Google has always moved the cheese, and often. And we race through the maze trying to get it. What Google has done a lot of in 2014 is shut down the holes in the maze that let cheaters and spammers get ahead.
See how up to date your SEO knowledge is:
- If you don’t know what semantic search is and how to use it, then you’re two years behind Google.
- If your site is not mobile optimized, you will be penalized. (This does not necessarily mean fully responsive, as there are 3 types of mobile designs.)
- If you’re using spun content, you will be penalized, heavily.
- If you’re scared of duplicate content penalties, you may be missing tons of shares and conversion on some social media sites.
- If you don’t know which social media sites have SEO components, you can’t make the most of them to boost your overall online footprint.
- If you never hooked up Authorship, and verified your other social media accounts and your site with it, and think it’s now dead because your happy face doesn’t show next to your posts in SERPs, you’re not keeping up with the latest guidelines. (You’re really super behind if you don’t know the difference in authorship and publishership.)
- If you’re relying solely on social and relationship marketing, or staying within your podcast or video world, you’re really missing the boat on visits and conversions, subscriptions, and money.
- If you haven’t verified your site with Google Webmaster Tools or taken a look at your Google Analytics, then you have no idea how much trouble your site may be in, or all the super things that are working best for you so you can do more.
And that’s the short list of SEO stuff you want to get up to speed on.
Why? Because it will impact your bottom line in every way. How would you like 100x more visitors? How does 10x more business from all those visitors sound? That’s why.
SEO Action Steps – Get with the program
Following are just a few of the steps you can take today to improve your SEO standing.
- On page SEO – there are 11 levels of SEO to be had, and easily, on every post you write. I get to the front page of Google over and over doing just these 11 consistently.

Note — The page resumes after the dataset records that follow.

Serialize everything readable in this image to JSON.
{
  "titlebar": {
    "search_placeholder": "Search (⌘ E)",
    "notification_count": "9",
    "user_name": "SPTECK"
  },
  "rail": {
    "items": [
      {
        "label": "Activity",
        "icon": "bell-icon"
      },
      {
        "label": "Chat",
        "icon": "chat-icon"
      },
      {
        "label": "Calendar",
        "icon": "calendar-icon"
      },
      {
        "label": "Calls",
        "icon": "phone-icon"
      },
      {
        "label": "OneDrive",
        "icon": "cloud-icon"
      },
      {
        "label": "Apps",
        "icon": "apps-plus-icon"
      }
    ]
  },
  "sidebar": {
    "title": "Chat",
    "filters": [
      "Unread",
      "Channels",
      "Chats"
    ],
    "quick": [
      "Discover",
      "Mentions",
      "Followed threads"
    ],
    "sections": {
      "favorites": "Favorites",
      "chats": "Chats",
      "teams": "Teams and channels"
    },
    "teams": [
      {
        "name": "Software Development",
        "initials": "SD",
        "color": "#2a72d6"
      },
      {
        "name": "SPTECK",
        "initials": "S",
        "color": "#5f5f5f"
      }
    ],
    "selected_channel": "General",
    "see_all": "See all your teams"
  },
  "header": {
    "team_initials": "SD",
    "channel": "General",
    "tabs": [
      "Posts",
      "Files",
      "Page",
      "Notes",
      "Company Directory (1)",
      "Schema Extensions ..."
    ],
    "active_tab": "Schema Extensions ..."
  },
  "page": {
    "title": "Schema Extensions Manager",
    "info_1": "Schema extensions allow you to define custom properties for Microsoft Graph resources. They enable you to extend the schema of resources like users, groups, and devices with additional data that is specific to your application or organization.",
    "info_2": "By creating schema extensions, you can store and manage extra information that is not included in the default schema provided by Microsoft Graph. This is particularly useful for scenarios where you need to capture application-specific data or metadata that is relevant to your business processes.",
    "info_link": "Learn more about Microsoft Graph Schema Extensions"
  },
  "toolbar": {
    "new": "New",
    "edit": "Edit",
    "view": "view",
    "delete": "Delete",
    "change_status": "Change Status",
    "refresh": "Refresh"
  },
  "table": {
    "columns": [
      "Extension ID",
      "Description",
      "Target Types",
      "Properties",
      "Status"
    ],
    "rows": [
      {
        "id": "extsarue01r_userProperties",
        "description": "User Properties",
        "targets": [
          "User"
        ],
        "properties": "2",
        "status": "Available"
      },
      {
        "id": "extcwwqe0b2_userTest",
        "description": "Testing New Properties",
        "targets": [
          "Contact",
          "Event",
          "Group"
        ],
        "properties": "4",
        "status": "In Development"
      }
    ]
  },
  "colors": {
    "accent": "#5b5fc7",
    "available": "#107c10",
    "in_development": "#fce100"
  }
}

- No plugin magic bullets – the WordPress SEO plugin by Yoast wipes the floor with everything else out there, IMO. But it has to be configured, and then optimized for your site needs. You can’t just install it.
- HTML5 compliant theme – WordPress has been supporting HTML5 and semantic markup (microdata) for some time now. But, your theme has to support it too for it to work. Read my Microdata and Genesis Series for more.
- Verify your site on Google Webmaster Tools – and submit an XML sitemap. There’s a TON of valuable information you trade back and forth with Google about your site via this tool.
- Setup and check Google Analytics – if you don’t know what’s working and what’s not, you’re shooting I the dark with every post you write. Get the feedback and get on the fast track.
- Think beyond the podcast – podcasting seems to be a very insular way of getting the word out about what you do. For serious podcasters, their site is an after-thought instead of the hub of their online activity. Google can’t index audio. Put some show notes with key points on your blog. Write meaningful titles, not Podcast #208. Promote that post on social media.
The worst thing you can do for SEO is nothing. Start somewhere and work your way through the list of tips.
That’s a wrap for this week’s Tips Tuesday. If you’re listening on the podcast, be sure to jump over to the post with full show notes and links, and any news that may have broken after the podcast was recorded on Monday.
And thanks so much for giving this podcast a big star rating on iTunes, and please leave a review and let me know what you think of the show. I really appreciate it. And do drop by and say hey over on my Google+ page too. That’s where I hang out. Be sure to visit BlogAid.net for more tips and resources and I’ll see you online.